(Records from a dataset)
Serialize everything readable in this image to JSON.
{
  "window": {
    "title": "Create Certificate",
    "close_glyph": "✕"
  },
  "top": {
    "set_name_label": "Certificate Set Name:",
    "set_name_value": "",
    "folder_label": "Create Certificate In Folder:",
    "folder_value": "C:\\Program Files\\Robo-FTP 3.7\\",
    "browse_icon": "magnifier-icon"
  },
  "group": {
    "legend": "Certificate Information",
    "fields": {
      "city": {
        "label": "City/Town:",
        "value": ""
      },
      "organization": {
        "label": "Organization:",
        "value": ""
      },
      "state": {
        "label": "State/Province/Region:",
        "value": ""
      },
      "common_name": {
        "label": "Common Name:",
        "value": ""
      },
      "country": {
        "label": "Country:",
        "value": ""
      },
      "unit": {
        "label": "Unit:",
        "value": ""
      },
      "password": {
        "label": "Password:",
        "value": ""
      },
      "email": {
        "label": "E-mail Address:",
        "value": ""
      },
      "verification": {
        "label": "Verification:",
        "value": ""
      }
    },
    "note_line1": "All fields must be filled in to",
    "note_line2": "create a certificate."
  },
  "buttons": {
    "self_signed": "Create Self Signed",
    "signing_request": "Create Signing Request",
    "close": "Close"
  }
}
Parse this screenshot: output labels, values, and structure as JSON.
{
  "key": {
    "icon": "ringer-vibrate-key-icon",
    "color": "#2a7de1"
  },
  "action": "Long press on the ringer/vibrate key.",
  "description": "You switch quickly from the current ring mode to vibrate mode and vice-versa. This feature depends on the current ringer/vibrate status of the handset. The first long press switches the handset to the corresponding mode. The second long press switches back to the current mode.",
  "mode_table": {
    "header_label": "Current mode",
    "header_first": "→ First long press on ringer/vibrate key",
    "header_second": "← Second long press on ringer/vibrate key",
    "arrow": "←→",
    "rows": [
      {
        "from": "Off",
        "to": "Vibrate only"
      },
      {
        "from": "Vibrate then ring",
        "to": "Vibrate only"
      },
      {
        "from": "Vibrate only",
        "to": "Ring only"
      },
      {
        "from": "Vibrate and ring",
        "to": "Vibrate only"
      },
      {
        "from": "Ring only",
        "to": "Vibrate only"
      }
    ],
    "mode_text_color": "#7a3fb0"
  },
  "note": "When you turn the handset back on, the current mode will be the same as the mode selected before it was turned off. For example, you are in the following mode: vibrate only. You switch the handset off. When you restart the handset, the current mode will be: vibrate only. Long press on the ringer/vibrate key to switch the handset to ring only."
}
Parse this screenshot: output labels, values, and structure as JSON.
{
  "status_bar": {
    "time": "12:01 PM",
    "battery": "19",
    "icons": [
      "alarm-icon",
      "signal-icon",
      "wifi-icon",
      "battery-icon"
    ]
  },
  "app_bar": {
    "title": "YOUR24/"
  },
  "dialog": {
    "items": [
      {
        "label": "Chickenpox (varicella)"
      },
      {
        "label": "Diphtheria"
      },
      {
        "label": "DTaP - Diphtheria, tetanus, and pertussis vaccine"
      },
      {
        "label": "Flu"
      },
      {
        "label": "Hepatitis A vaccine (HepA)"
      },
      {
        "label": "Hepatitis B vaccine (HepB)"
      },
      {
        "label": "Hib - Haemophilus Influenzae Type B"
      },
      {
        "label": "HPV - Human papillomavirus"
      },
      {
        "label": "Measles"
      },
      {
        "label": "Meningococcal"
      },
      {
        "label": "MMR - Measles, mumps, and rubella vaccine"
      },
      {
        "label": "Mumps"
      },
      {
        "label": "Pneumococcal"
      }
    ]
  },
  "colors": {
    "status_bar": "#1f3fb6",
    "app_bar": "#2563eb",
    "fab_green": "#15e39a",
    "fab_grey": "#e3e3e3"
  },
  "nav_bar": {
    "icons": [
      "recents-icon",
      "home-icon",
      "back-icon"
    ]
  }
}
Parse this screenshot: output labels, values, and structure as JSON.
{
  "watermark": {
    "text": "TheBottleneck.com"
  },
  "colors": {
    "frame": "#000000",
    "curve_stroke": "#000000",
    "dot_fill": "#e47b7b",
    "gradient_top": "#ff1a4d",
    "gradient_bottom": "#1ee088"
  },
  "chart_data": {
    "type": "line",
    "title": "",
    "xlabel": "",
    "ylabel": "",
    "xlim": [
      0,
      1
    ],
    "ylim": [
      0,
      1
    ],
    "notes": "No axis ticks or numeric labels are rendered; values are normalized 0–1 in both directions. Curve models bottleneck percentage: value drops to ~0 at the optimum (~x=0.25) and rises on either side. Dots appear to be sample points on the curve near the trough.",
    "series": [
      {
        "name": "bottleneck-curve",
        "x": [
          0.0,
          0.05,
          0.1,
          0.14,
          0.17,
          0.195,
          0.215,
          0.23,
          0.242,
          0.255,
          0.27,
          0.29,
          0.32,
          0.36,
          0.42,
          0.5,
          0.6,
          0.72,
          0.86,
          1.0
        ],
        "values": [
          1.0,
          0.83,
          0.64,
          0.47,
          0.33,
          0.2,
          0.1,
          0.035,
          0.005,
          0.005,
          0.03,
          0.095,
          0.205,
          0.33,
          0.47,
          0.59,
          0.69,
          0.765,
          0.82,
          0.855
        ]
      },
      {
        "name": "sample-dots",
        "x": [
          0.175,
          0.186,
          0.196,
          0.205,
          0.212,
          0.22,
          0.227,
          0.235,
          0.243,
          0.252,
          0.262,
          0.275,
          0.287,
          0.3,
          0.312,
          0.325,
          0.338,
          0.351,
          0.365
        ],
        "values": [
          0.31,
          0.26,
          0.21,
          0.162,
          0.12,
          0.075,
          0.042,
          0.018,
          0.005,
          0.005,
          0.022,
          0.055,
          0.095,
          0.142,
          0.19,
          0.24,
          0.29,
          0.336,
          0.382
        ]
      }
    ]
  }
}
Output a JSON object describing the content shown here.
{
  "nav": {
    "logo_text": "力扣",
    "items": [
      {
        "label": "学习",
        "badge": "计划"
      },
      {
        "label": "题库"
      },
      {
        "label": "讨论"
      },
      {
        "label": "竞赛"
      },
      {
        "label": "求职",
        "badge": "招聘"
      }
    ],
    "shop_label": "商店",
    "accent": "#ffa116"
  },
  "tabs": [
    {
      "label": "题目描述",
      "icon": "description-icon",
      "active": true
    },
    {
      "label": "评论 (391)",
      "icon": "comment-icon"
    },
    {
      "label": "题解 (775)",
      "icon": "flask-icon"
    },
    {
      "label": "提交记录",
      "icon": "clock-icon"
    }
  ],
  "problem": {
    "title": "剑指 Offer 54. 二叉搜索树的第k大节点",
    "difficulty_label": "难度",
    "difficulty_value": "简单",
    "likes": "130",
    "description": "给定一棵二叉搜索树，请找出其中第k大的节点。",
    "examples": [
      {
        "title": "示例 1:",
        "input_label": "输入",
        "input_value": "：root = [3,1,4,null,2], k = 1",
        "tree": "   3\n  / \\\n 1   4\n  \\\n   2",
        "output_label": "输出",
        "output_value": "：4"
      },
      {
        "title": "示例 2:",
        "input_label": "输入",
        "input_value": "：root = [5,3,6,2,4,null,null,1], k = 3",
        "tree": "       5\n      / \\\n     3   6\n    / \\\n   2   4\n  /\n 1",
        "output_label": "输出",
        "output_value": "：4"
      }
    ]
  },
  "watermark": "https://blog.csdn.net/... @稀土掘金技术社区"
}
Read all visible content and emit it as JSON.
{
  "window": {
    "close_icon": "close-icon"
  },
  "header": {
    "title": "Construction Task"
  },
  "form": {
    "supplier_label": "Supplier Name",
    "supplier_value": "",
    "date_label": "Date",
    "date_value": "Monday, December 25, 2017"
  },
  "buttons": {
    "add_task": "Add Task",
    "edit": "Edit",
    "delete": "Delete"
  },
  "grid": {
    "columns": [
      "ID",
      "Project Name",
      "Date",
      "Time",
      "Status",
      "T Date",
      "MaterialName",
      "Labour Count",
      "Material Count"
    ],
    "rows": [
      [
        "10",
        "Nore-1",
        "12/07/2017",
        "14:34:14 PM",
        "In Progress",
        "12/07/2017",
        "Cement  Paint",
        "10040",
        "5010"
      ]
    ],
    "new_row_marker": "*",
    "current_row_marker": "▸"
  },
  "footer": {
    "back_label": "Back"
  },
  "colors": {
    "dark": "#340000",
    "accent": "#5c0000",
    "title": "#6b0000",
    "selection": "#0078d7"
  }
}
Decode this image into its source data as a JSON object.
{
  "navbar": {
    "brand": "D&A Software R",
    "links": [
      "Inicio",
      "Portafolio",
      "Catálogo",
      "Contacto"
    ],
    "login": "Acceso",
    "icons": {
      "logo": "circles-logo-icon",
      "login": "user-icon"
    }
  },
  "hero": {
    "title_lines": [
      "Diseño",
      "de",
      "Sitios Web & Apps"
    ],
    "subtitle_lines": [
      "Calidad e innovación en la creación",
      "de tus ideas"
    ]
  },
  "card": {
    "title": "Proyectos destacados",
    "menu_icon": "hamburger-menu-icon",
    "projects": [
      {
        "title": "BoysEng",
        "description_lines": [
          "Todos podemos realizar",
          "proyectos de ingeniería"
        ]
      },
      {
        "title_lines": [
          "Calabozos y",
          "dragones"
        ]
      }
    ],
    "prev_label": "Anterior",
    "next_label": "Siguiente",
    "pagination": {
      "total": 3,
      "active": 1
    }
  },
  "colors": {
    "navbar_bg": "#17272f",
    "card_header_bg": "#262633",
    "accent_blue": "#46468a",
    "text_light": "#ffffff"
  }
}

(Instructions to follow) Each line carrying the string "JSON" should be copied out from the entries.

(Solved exercise)
Serialize everything readable in this image to JSON.
Parse this screenshot: output labels, values, and structure as JSON.
Parse this screenshot: output labels, values, and structure as JSON.
Parse this screenshot: output labels, values, and structure as JSON.
Output a JSON object describing the content shown here.
Read all visible content and emit it as JSON.
Decode this image into its source data as a JSON object.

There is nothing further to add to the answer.